Published on December 18th, 2020 | by Sunit Nandi0
MacDroid – The Better Android File Transfer
The State of Android File Transfer
Transferring files between macOS and Android has been problematic from the very start. It seems that Apple and Google have not really put much thought into seamlessly integrating both the ecosystems together. Hence, the default Android File Transfer Mac app from Google is riddled with several small but annoying bugs. Sometimes it will not detect the Android phone plugged in, sometimes it will hang while transferring a file and sometimes the Android device will disappear from macOS while transferring. File browsing can be slow, and you can transfer only one file at a time (due to the nature of MTP), and multiple transfers will be queued one after the other. There is no integration with Finder, so most of Mac’s nice features like search, multi-tabbed browsing and file preview are missing.
Here Comes MacDroid
Recently I came across MacDroid, and it claimed to “the bridge between Android and macOS”. Curious, I got myself a subscription that costs $19.99 annually for up to 5 devices and downloaded the app from https://www.macdroid.app/downloads/. Upon opening the DMG file, I got this screen.
I moved the app to /Applications as guide by the open DMG window. The app is now on the Launchpad.
Alternatively if you have Homebrew on your Mac, simply type (without quotes) “brew install –cask macdroid” in the terminal to install MacDroid.
Launching the app gives a set of introductory screens where you go next one after the other and finally come to the point where you are asked to activate.
Click “Activate”, enter the activation key and your email and click “OK”. The product will be activated.
Now let’s move on the usage.
Usage and Experience
In the main screen of the application, you will see there is an option to either connect the Android device via MTP or ADB.
When I connected my Google Pixel 4A to my MacBook Pro 13” with a type-C to type-C cable, the phone got detected immediately and was connected in MTP mode.
Clicking on “Show in Finder” in this mode launches a finder window with Pixel 4A listed as one of the drives. Double-clicking the Pixel 4A icon opens the Internal Shared Storage of my phone in my case.
I am able to browse the files and folders within Finder itself. I can open multiple tabs, perform searches, preview files and move photos from Android phone to Mac computer. However, due to the underlying protocol (MTP), at any time one can upload, download or preview only one file. MacDroid works around this limitation by using a file system cache on the MacBook that preloads any reads/writes to/from the Android device. Once files for reading are cached, parallel access to the cache is possible. Similarly, while writing, the parallel writes are written to the cache, after which the files are sequentially updated on the device in the background. MacDroid’s intelligent implementation of caching makes the user’s life a lot easier compared to Google’s Android File Transfer that directly reads and/or updates files on the device, which is prone to delays and stuck UI.
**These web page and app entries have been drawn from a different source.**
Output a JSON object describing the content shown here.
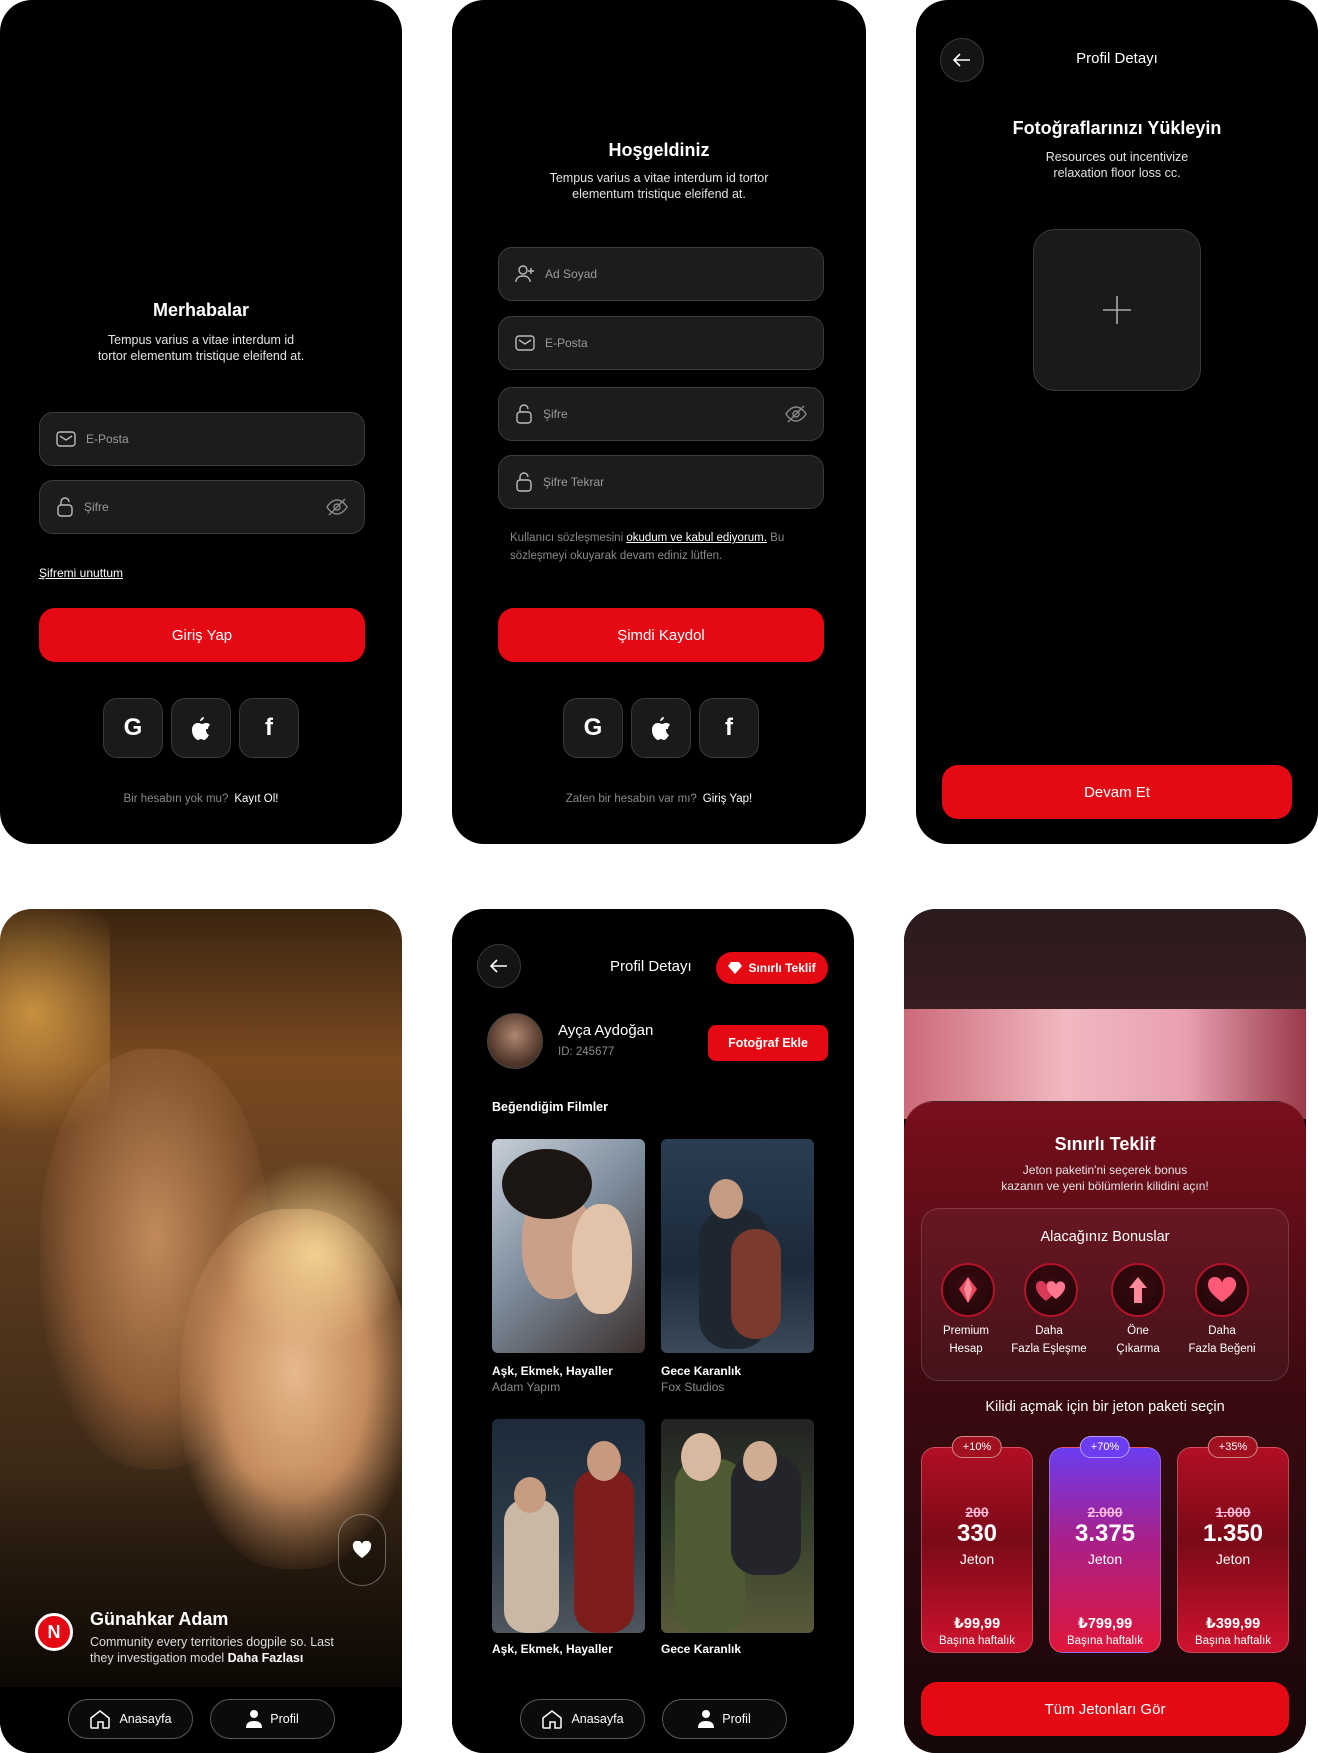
{
  "login": {
    "title": "Merhabalar",
    "subtitle_1": "Tempus varius a vitae interdum id",
    "subtitle_2": "tortor elementum tristique eleifend at.",
    "email_placeholder": "E-Posta",
    "password_placeholder": "Şifre",
    "forgot": "Şifremi unuttum",
    "submit": "Giriş Yap",
    "no_account": "Bir hesabın yok mu?",
    "signup_link": "Kayıt Ol!"
  },
  "register": {
    "title": "Hoşgeldiniz",
    "subtitle_1": "Tempus varius a vitae interdum id tortor",
    "subtitle_2": "elementum tristique eleifend at.",
    "name_placeholder": "Ad Soyad",
    "email_placeholder": "E-Posta",
    "password_placeholder": "Şifre",
    "password_repeat_placeholder": "Şifre Tekrar",
    "terms_pre": "Kullanıcı sözleşmesini ",
    "terms_link": "okudum ve kabul ediyorum.",
    "terms_post": " Bu",
    "terms_line2": "sözleşmeyi okuyarak devam ediniz lütfen.",
    "submit": "Şimdi Kaydol",
    "have_account": "Zaten bir hesabın var mı?",
    "login_link": "Giriş Yap!"
  },
  "upload": {
    "header": "Profil Detayı",
    "title": "Fotoğraflarınızı Yükleyin",
    "subtitle_1": "Resources out incentivize",
    "subtitle_2": "relaxation floor loss cc.",
    "continue": "Devam Et"
  },
  "feed": {
    "logo_letter": "N",
    "movie_title": "Günahkar Adam",
    "desc_1": "Community every territories dogpile so. Last",
    "desc_2": "they investigation model",
    "more": "Daha Fazlası",
    "nav_home": "Anasayfa",
    "nav_profile": "Profil"
  },
  "profile": {
    "header": "Profil Detayı",
    "offer_badge": "Sınırlı Teklif",
    "name": "Ayça Aydoğan",
    "id": "ID: 245677",
    "add_photo": "Fotoğraf Ekle",
    "section": "Beğendiğim Filmler",
    "movies": [
      {
        "title": "Aşk, Ekmek, Hayaller",
        "studio": "Adam Yapım"
      },
      {
        "title": "Gece Karanlık",
        "studio": "Fox Studios"
      },
      {
        "title": "Aşk, Ekmek, Hayaller",
        "studio": ""
      },
      {
        "title": "Gece Karanlık",
        "studio": ""
      }
    ],
    "nav_home": "Anasayfa",
    "nav_profile": "Profil"
  },
  "offer": {
    "title": "Sınırlı Teklif",
    "subtitle_1": "Jeton paketin'ni seçerek bonus",
    "subtitle_2": "kazanın ve yeni bölümlerin kilidini açın!",
    "bonus_title": "Alacağınız Bonuslar",
    "bonuses": [
      {
        "l1": "Premium",
        "l2": "Hesap"
      },
      {
        "l1": "Daha",
        "l2": "Fazla Eşleşme"
      },
      {
        "l1": "Öne",
        "l2": "Çıkarma"
      },
      {
        "l1": "Daha",
        "l2": "Fazla Beğeni"
      }
    ],
    "choose": "Kilidi açmak için bir jeton paketi seçin",
    "packs": [
      {
        "badge": "+10%",
        "old": "200",
        "new": "330",
        "unit": "Jeton",
        "price": "₺99,99",
        "per": "Başına haftalık"
      },
      {
        "badge": "+70%",
        "old": "2.000",
        "new": "3.375",
        "unit": "Jeton",
        "price": "₺799,99",
        "per": "Başına haftalık"
      },
      {
        "badge": "+35%",
        "old": "1.000",
        "new": "1.350",
        "unit": "Jeton",
        "price": "₺399,99",
        "per": "Başına haftalık"
      }
    ],
    "all": "Tüm Jetonları Gör"
  },
  "colors": {
    "accent": "#e50914",
    "bg": "#000000",
    "purple": "#6b3cf0"
  }
}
There is an even faster method to access Android storage using Android Debug Bridge (ADB). To enable this, go to Settings on your Android device, the go to Developer Options. Scroll down till you get the USB Debugging option. Enable it. You will get a warning. Tap ‘Ok’ to allow it.
If your phone is plugged in, you will get a prompt that shows the RSA fingerprint of the computer it is connected to. Checkmark “Always allow from this computer” and then tap “Allow”.
MacDroid now shows that the phone is connected in ADB mode. Some devices, especially Xiaomi and Google devices can be a bit finicky connecting in this mode. For these devices, allow up to a full minute for the device to be mounted.
One can now browse in the same manner as MTP mode, but there are two main differences. In ADB mode, you can browse not only the shared storages, but also private storage folders that contain application data. The overall directory structure is different.
Also, instead of one file being fetched or updated at once from the cache, multiple files are synchronized. After a file is copied into the device, a small icon on the right bottom side of the file icon displays whether the file is currently being synchronized with the device.
When MacDroid is running, the settings and options are available in the macOS menu bar upon clicking the icon. That’s pretty much all you need to configure MacDroid and manage Android devices attached to the Mac.
Here’s a step-by-step video detailing how one can transfer photos from Android to a Mac with MacDroid.
- Extremely simple and straightforward to use
- Conveniently mounts Android file systems for use with Finder
- Uses caching to speed up reads and writes and allow parallel file use in MTP mode
- Optional ADB mode for faster file synchronization
- ADB mode is unreliable and takes time to mount on certain Xiaomi and Google Pixel devices.
Techno FAQ rating: 9.7/10
Overall, MacDroid is super simple and straightforward to use. It does one job and does it extremely well. I am very pleased by it and find it well worth the $19.99 annual subscription fees, considering the convenience and the time saved by not dealing with the bug-riddled Android File Transfer.